  • Detailed Analytics: No SKU management software is complete without analytics. The software you choose should be able to identify top and bottom sellers and SKU profitability in multiple ways. Profitability should be referenceable on the SKU level, the channel listing level, as well as trackable on each order.
  • Multi-Location Support: Whether your business is large or steadily growing, you’ll need software that can manage data from multiple warehouses. You should be able to record any costs from the warehouses and apply it to each SKU that ships out of the facility.
  • Customization: The inventory management software should be customizable so that it can accommodate your growing needs. You will also be able to stay on the program long-term instead of re-platforming and potentially losing your data.

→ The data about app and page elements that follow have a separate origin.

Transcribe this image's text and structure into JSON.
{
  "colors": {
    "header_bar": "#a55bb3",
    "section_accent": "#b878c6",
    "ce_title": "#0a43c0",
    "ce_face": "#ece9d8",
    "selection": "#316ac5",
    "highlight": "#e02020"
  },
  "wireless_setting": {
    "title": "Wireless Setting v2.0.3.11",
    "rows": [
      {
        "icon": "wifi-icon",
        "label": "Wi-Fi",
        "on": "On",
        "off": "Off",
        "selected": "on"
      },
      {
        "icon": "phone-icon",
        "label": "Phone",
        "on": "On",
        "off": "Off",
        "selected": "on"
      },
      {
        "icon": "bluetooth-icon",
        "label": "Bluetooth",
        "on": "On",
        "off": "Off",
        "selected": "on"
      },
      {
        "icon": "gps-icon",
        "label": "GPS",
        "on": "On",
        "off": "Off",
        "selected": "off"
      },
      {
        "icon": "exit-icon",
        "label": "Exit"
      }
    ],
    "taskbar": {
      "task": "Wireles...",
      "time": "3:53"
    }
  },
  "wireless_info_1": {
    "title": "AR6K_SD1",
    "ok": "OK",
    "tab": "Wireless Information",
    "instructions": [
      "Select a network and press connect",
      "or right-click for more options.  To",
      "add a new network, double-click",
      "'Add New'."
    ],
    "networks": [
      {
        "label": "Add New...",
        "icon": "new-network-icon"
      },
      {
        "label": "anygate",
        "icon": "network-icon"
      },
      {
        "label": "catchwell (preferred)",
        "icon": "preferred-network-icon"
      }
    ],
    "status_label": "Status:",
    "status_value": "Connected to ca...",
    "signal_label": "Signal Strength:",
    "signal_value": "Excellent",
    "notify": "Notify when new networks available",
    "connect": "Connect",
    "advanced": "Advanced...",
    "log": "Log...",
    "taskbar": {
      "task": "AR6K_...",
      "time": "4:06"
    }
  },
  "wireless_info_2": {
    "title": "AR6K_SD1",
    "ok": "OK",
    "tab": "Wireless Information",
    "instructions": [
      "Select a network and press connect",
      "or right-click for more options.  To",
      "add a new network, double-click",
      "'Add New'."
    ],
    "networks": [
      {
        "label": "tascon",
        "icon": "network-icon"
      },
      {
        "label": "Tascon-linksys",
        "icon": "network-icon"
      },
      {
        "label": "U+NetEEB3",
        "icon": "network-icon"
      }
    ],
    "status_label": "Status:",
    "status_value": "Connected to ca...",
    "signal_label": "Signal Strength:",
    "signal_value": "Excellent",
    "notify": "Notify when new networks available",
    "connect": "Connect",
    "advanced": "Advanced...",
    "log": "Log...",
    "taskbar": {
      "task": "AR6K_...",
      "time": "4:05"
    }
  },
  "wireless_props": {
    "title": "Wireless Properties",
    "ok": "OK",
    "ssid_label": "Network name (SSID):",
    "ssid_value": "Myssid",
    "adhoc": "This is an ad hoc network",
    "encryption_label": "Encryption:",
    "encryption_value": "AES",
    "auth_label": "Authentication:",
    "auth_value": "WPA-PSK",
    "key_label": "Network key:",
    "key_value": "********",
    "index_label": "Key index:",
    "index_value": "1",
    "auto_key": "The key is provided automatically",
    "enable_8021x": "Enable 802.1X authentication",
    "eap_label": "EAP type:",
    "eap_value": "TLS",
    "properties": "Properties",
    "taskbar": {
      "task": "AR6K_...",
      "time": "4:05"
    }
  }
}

Skubana’s integrations can also point you in the right direction if you’re searching for a shipping provider or advanced ecommerce system.

Don’t Let Unprofitable SKUs Bring Down Your Business

A poorly handled inventory can single-handedly end a business. Proper ecommerce inventory management is efficient, well-organized, and offers the data you need to make improvements.

To run a productive business, you need to know what’s working and what’s not. Tracking profitability at the SKU level is just one way to target underperforming products and significantly increase revenue. Don’t underestimate the impact SKU-level reporting can have on your bottom line.

Leave A Comment